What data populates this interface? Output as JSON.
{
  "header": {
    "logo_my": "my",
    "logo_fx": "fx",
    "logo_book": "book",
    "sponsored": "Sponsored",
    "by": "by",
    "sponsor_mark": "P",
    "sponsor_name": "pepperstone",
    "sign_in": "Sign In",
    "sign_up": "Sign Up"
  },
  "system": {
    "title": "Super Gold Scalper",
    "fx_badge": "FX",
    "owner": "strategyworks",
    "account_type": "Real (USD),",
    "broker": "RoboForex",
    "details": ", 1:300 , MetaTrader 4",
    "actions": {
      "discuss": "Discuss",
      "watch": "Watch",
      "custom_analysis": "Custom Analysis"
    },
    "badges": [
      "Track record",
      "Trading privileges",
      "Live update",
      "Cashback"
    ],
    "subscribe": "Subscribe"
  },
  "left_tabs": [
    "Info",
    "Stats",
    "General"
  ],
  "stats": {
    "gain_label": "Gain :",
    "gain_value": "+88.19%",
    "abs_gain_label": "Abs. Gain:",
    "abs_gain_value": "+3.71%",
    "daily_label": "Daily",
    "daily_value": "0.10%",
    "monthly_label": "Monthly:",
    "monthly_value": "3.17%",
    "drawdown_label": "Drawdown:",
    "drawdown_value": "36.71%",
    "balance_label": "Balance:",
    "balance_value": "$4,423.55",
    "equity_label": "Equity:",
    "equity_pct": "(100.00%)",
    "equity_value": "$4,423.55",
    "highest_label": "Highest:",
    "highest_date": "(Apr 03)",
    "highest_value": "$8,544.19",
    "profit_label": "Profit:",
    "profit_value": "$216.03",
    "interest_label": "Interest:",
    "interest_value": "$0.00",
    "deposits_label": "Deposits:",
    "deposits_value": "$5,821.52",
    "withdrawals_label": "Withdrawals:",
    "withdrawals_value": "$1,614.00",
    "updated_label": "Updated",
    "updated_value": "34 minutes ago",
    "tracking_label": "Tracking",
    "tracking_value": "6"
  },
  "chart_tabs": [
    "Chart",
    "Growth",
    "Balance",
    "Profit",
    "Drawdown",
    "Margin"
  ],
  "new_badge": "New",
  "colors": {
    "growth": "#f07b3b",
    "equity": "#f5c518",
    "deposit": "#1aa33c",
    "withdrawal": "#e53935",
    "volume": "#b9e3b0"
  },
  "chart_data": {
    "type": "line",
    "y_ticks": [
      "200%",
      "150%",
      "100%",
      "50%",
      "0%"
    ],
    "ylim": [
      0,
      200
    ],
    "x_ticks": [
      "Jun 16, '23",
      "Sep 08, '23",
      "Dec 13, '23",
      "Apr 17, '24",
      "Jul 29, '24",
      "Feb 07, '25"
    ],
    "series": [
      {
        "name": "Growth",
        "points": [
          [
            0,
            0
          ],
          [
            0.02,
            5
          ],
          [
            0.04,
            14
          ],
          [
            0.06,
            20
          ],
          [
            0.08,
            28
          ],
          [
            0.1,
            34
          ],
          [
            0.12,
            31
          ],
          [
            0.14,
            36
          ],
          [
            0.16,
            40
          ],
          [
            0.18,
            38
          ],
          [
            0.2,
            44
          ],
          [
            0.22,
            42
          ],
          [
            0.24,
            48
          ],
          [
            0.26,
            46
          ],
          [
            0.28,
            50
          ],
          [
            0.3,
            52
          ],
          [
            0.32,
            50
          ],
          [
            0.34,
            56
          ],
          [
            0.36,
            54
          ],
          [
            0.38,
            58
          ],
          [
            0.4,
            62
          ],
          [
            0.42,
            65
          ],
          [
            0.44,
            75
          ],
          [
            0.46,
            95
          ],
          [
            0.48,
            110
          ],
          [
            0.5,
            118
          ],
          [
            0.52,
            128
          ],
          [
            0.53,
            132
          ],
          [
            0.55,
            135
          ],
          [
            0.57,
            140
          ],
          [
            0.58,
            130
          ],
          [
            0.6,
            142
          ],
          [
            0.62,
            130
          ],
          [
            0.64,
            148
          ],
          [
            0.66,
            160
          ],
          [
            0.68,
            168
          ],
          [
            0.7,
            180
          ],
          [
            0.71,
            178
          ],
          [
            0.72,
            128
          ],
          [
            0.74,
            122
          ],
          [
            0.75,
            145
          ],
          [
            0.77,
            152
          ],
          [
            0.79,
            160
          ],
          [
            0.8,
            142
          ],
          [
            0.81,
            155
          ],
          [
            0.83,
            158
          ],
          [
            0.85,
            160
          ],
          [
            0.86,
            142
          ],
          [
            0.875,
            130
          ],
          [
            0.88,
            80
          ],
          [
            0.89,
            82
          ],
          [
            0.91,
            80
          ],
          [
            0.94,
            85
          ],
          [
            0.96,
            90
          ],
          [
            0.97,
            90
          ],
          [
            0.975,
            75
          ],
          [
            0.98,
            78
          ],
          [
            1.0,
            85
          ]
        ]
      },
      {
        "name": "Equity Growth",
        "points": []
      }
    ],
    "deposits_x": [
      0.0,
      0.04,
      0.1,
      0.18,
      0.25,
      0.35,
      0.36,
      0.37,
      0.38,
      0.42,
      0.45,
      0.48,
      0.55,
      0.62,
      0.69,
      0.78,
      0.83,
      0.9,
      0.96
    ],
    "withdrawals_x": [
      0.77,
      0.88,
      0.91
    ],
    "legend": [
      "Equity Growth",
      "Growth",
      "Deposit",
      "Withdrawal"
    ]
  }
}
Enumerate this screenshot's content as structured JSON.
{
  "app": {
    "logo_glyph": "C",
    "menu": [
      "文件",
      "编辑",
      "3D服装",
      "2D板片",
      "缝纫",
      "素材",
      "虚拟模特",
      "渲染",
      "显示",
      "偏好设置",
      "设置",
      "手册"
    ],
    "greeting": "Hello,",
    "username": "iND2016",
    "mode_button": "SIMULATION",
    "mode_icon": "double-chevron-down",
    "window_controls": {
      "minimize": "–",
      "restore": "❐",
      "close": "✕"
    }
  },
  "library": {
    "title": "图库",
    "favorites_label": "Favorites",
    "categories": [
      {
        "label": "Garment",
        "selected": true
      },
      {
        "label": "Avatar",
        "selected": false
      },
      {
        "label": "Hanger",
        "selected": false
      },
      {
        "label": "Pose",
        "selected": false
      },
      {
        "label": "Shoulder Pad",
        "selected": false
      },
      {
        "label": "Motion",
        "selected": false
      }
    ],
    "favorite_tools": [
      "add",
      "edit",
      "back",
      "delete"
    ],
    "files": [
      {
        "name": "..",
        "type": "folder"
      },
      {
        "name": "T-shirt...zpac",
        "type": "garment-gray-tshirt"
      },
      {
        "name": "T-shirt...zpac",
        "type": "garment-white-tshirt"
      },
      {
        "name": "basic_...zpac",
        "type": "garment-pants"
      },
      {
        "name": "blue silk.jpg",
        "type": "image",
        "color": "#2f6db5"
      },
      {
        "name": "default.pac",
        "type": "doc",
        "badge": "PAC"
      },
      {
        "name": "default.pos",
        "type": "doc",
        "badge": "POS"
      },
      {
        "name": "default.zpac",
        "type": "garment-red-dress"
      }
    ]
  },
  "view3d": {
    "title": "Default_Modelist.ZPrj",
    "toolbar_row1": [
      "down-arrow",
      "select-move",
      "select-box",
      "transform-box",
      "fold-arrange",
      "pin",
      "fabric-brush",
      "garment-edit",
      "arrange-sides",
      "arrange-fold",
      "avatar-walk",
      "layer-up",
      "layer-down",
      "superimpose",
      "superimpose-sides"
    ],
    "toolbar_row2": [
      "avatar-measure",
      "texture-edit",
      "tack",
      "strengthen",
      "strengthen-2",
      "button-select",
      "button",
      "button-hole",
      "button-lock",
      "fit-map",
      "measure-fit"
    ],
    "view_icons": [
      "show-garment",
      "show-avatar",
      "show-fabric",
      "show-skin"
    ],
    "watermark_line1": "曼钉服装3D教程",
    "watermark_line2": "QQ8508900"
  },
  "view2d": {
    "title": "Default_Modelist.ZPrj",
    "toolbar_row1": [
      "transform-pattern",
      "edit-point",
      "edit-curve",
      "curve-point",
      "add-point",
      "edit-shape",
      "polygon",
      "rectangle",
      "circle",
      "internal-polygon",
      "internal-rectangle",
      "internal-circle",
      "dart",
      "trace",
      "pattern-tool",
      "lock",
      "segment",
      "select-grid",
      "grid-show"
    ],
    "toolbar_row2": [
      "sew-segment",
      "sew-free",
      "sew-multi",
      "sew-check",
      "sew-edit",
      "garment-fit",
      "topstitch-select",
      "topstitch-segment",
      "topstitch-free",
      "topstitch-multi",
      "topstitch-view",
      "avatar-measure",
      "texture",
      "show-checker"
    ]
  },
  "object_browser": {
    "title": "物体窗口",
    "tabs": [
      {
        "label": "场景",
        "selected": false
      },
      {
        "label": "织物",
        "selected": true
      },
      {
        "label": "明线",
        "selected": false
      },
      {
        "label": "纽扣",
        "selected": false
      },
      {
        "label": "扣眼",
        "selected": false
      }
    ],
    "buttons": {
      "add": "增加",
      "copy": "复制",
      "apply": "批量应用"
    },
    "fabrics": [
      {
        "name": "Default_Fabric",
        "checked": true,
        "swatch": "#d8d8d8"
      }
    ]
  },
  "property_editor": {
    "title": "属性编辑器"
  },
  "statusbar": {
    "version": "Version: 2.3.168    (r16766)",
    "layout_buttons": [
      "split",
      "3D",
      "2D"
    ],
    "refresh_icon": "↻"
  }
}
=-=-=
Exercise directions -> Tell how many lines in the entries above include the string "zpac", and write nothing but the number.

Exercise answer -> 4